> [TASK BRIEF] The full listing below must be printed exactly, word for word.

> [EXERCISE INPUT]
━━━━━━━━━━━━━━━━

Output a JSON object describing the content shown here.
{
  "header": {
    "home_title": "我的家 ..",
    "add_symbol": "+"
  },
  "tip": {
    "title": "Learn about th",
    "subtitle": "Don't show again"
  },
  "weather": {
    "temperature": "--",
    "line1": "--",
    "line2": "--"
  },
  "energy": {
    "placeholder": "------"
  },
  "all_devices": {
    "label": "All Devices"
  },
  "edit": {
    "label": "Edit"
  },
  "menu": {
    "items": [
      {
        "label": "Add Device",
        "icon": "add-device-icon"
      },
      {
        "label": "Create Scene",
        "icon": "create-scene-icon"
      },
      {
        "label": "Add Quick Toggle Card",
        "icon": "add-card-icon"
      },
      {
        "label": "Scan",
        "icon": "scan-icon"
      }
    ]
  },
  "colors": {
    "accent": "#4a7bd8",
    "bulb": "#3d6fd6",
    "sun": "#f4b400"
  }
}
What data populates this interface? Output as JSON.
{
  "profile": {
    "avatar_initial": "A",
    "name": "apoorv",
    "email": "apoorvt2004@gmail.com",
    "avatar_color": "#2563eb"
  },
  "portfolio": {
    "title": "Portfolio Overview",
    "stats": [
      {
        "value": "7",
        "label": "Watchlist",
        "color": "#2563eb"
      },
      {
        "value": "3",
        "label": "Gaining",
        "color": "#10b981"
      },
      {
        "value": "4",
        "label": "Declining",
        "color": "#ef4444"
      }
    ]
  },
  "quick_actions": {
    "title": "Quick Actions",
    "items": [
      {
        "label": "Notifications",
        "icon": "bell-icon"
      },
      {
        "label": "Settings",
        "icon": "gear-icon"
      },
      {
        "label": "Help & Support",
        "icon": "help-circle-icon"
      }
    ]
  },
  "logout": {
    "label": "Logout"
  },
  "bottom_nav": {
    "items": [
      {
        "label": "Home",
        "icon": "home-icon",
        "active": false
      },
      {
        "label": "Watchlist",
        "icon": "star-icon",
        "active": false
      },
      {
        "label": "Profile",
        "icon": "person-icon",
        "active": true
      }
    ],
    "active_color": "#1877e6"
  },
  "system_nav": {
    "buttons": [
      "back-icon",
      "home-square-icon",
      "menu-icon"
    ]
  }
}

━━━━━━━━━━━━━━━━

> [ANSWER SPACE]
Output a JSON object describing the content shown here.
{
  "header": {
    "home_title": "我的家 ..",
    "add_symbol": "+"
  },
  "tip": {
    "title": "Learn about th",
    "subtitle": "Don't show again"
  },
  "weather": {
    "temperature": "--",
    "line1": "--",
    "line2": "--"
  },
  "energy": {
    "placeholder": "------"
  },
  "all_devices": {
    "label": "All Devices"
  },
  "edit": {
    "label": "Edit"
  },
  "menu": {
    "items": [
      {
        "label": "Add Device",
        "icon": "add-device-icon"
      },
      {
        "label": "Create Scene",
        "icon": "create-scene-icon"
      },
      {
        "label": "Add Quick Toggle Card",
        "icon": "add-card-icon"
      },
      {
        "label": "Scan",
        "icon": "scan-icon"
      }
    ]
  },
  "colors": {
    "accent": "#4a7bd8",
    "bulb": "#3d6fd6",
    "sun": "#f4b400"
  }
}
What data populates this interface? Output as JSON.
{
  "profile": {
    "avatar_initial": "A",
    "name": "apoorv",
    "email": "apoorvt2004@gmail.com",
    "avatar_color": "#2563eb"
  },
  "portfolio": {
    "title": "Portfolio Overview",
    "stats": [
      {
        "value": "7",
        "label": "Watchlist",
        "color": "#2563eb"
      },
      {
        "value": "3",
        "label": "Gaining",
        "color": "#10b981"
      },
      {
        "value": "4",
        "label": "Declining",
        "color": "#ef4444"
      }
    ]
  },
  "quick_actions": {
    "title": "Quick Actions",
    "items": [
      {
        "label": "Notifications",
        "icon": "bell-icon"
      },
      {
        "label": "Settings",
        "icon": "gear-icon"
      },
      {
        "label": "Help & Support",
        "icon": "help-circle-icon"
      }
    ]
  },
  "logout": {
    "label": "Logout"
  },
  "bottom_nav": {
    "items": [
      {
        "label": "Home",
        "icon": "home-icon",
        "active": false
      },
      {
        "label": "Watchlist",
        "icon": "star-icon",
        "active": false
      },
      {
        "label": "Profile",
        "icon": "person-icon",
        "active": true
      }
    ],
    "active_color": "#1877e6"
  },
  "system_nav": {
    "buttons": [
      "back-icon",
      "home-square-icon",
      "menu-icon"
    ]
  }
}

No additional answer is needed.